→ WHAT IS BEING ASKED: Please restate each entry word for word and leave the pictures out.

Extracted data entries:
● ● ●
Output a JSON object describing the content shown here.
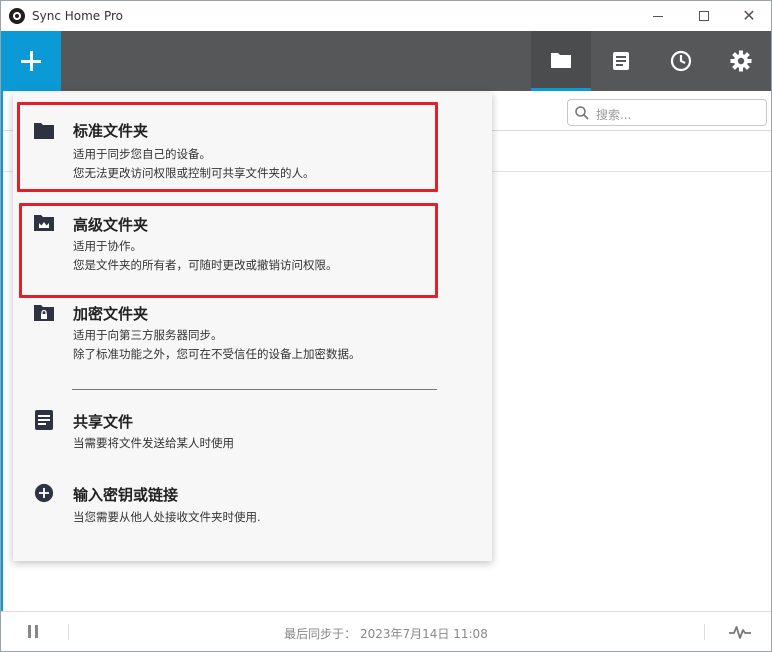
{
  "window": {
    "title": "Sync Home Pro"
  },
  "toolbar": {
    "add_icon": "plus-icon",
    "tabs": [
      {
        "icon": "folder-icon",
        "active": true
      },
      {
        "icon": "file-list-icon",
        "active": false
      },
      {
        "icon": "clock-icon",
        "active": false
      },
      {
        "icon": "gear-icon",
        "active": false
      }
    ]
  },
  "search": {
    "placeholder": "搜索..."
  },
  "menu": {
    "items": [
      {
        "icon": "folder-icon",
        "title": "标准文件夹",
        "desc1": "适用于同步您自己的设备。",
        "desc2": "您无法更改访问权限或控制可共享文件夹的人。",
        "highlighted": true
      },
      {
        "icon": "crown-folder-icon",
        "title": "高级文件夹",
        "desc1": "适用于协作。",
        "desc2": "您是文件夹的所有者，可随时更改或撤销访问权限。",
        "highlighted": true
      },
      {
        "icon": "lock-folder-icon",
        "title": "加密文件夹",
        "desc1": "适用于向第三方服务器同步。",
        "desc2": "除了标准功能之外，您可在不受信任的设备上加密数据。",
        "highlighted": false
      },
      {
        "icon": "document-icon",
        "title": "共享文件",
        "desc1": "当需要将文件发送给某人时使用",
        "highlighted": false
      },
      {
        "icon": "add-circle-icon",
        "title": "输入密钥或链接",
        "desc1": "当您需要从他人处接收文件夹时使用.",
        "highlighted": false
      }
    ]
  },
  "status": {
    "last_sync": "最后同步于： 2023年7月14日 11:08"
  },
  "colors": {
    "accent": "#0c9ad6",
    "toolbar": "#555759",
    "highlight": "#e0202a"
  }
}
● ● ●
→ TASK RESPONSE:
Output a JSON object describing the content shown here.
{
  "window": {
    "title": "Sync Home Pro"
  },
  "toolbar": {
    "add_icon": "plus-icon",
    "tabs": [
      {
        "icon": "folder-icon",
        "active": true
      },
      {
        "icon": "file-list-icon",
        "active": false
      },
      {
        "icon": "clock-icon",
        "active": false
      },
      {
        "icon": "gear-icon",
        "active": false
      }
    ]
  },
  "search": {
    "placeholder": "搜索..."
  },
  "menu": {
    "items": [
      {
        "icon": "folder-icon",
        "title": "标准文件夹",
        "desc1": "适用于同步您自己的设备。",
        "desc2": "您无法更改访问权限或控制可共享文件夹的人。",
        "highlighted": true
      },
      {
        "icon": "crown-folder-icon",
        "title": "高级文件夹",
        "desc1": "适用于协作。",
        "desc2": "您是文件夹的所有者，可随时更改或撤销访问权限。",
        "highlighted": true
      },
      {
        "icon": "lock-folder-icon",
        "title": "加密文件夹",
        "desc1": "适用于向第三方服务器同步。",
        "desc2": "除了标准功能之外，您可在不受信任的设备上加密数据。",
        "highlighted": false
      },
      {
        "icon": "document-icon",
        "title": "共享文件",
        "desc1": "当需要将文件发送给某人时使用",
        "highlighted": false
      },
      {
        "icon": "add-circle-icon",
        "title": "输入密钥或链接",
        "desc1": "当您需要从他人处接收文件夹时使用.",
        "highlighted": false
      }
    ]
  },
  "status": {
    "last_sync": "最后同步于： 2023年7月14日 11:08"
  },
  "colors": {
    "accent": "#0c9ad6",
    "toolbar": "#555759",
    "highlight": "#e0202a"
  }
}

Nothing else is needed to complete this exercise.